◆ **Required action**:
Could you reproduce all of the following entries exactly?

● ● ● ● ● ● ●

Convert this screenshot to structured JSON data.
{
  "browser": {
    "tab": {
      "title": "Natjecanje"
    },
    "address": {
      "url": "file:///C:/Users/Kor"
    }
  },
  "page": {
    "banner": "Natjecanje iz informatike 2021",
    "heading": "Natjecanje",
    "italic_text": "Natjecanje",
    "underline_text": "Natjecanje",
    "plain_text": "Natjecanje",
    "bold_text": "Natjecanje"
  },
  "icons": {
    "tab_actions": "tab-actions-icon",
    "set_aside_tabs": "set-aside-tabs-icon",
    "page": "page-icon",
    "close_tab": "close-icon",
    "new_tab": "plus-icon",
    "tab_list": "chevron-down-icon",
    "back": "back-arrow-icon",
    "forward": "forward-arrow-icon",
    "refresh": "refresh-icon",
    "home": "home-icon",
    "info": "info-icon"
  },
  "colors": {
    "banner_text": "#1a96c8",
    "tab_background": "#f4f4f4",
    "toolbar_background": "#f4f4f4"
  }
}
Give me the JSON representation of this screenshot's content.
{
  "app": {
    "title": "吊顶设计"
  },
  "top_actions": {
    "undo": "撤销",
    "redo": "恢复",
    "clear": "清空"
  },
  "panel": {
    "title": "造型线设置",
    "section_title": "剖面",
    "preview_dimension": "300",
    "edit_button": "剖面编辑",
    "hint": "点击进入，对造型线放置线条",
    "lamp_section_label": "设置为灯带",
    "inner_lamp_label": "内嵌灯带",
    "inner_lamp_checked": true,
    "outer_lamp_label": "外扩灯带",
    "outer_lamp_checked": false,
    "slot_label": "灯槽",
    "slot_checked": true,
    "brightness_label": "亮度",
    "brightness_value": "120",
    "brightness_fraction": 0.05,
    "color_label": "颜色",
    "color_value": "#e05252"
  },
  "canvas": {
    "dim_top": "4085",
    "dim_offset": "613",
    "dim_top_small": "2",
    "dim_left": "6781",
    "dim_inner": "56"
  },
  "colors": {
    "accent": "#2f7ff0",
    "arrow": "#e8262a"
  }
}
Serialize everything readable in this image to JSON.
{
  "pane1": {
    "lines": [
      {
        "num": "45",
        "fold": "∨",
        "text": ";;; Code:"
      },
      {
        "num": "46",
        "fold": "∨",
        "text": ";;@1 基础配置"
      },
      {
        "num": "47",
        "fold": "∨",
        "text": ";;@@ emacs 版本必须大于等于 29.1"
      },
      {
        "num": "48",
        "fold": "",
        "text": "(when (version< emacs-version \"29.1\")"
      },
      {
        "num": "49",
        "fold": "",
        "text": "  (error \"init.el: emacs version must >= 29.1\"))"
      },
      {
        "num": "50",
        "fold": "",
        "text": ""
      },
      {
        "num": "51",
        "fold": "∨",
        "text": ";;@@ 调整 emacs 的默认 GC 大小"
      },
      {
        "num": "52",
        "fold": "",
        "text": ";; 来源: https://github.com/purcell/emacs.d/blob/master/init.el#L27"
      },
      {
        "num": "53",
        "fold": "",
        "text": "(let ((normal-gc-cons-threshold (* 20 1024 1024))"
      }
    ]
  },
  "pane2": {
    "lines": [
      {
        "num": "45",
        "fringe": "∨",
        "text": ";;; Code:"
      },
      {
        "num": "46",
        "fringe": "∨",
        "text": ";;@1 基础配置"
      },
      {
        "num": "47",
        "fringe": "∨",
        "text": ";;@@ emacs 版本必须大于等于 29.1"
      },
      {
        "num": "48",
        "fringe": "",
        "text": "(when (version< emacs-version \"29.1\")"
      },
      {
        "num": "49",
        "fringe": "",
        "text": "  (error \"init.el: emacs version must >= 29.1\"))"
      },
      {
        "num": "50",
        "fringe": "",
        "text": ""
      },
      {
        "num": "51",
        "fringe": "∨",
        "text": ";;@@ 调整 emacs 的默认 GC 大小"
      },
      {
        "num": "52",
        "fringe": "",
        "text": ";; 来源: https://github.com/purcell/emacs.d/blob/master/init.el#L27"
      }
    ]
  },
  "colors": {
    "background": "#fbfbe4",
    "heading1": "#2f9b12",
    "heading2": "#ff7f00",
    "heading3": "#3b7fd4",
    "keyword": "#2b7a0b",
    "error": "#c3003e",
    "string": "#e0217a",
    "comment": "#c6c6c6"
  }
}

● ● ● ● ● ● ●

◆ **Reply to the task**:
Convert this screenshot to structured JSON data.
{
  "browser": {
    "tab": {
      "title": "Natjecanje"
    },
    "address": {
      "url": "file:///C:/Users/Kor"
    }
  },
  "page": {
    "banner": "Natjecanje iz informatike 2021",
    "heading": "Natjecanje",
    "italic_text": "Natjecanje",
    "underline_text": "Natjecanje",
    "plain_text": "Natjecanje",
    "bold_text": "Natjecanje"
  },
  "icons": {
    "tab_actions": "tab-actions-icon",
    "set_aside_tabs": "set-aside-tabs-icon",
    "page": "page-icon",
    "close_tab": "close-icon",
    "new_tab": "plus-icon",
    "tab_list": "chevron-down-icon",
    "back": "back-arrow-icon",
    "forward": "forward-arrow-icon",
    "refresh": "refresh-icon",
    "home": "home-icon",
    "info": "info-icon"
  },
  "colors": {
    "banner_text": "#1a96c8",
    "tab_background": "#f4f4f4",
    "toolbar_background": "#f4f4f4"
  }
}
Give me the JSON representation of this screenshot's content.
{
  "app": {
    "title": "吊顶设计"
  },
  "top_actions": {
    "undo": "撤销",
    "redo": "恢复",
    "clear": "清空"
  },
  "panel": {
    "title": "造型线设置",
    "section_title": "剖面",
    "preview_dimension": "300",
    "edit_button": "剖面编辑",
    "hint": "点击进入，对造型线放置线条",
    "lamp_section_label": "设置为灯带",
    "inner_lamp_label": "内嵌灯带",
    "inner_lamp_checked": true,
    "outer_lamp_label": "外扩灯带",
    "outer_lamp_checked": false,
    "slot_label": "灯槽",
    "slot_checked": true,
    "brightness_label": "亮度",
    "brightness_value": "120",
    "brightness_fraction": 0.05,
    "color_label": "颜色",
    "color_value": "#e05252"
  },
  "canvas": {
    "dim_top": "4085",
    "dim_offset": "613",
    "dim_top_small": "2",
    "dim_left": "6781",
    "dim_inner": "56"
  },
  "colors": {
    "accent": "#2f7ff0",
    "arrow": "#e8262a"
  }
}
Serialize everything readable in this image to JSON.
{
  "pane1": {
    "lines": [
      {
        "num": "45",
        "fold": "∨",
        "text": ";;; Code:"
      },
      {
        "num": "46",
        "fold": "∨",
        "text": ";;@1 基础配置"
      },
      {
        "num": "47",
        "fold": "∨",
        "text": ";;@@ emacs 版本必须大于等于 29.1"
      },
      {
        "num": "48",
        "fold": "",
        "text": "(when (version< emacs-version \"29.1\")"
      },
      {
        "num": "49",
        "fold": "",
        "text": "  (error \"init.el: emacs version must >= 29.1\"))"
      },
      {
        "num": "50",
        "fold": "",
        "text": ""
      },
      {
        "num": "51",
        "fold": "∨",
        "text": ";;@@ 调整 emacs 的默认 GC 大小"
      },
      {
        "num": "52",
        "fold": "",
        "text": ";; 来源: https://github.com/purcell/emacs.d/blob/master/init.el#L27"
      },
      {
        "num": "53",
        "fold": "",
        "text": "(let ((normal-gc-cons-threshold (* 20 1024 1024))"
      }
    ]
  },
  "pane2": {
    "lines": [
      {
        "num": "45",
        "fringe": "∨",
        "text": ";;; Code:"
      },
      {
        "num": "46",
        "fringe": "∨",
        "text": ";;@1 基础配置"
      },
      {
        "num": "47",
        "fringe": "∨",
        "text": ";;@@ emacs 版本必须大于等于 29.1"
      },
      {
        "num": "48",
        "fringe": "",
        "text": "(when (version< emacs-version \"29.1\")"
      },
      {
        "num": "49",
        "fringe": "",
        "text": "  (error \"init.el: emacs version must >= 29.1\"))"
      },
      {
        "num": "50",
        "fringe": "",
        "text": ""
      },
      {
        "num": "51",
        "fringe": "∨",
        "text": ";;@@ 调整 emacs 的默认 GC 大小"
      },
      {
        "num": "52",
        "fringe": "",
        "text": ";; 来源: https://github.com/purcell/emacs.d/blob/master/init.el#L27"
      }
    ]
  },
  "colors": {
    "background": "#fbfbe4",
    "heading1": "#2f9b12",
    "heading2": "#ff7f00",
    "heading3": "#3b7fd4",
    "keyword": "#2b7a0b",
    "error": "#c3003e",
    "string": "#e0217a",
    "comment": "#c6c6c6"
  }
}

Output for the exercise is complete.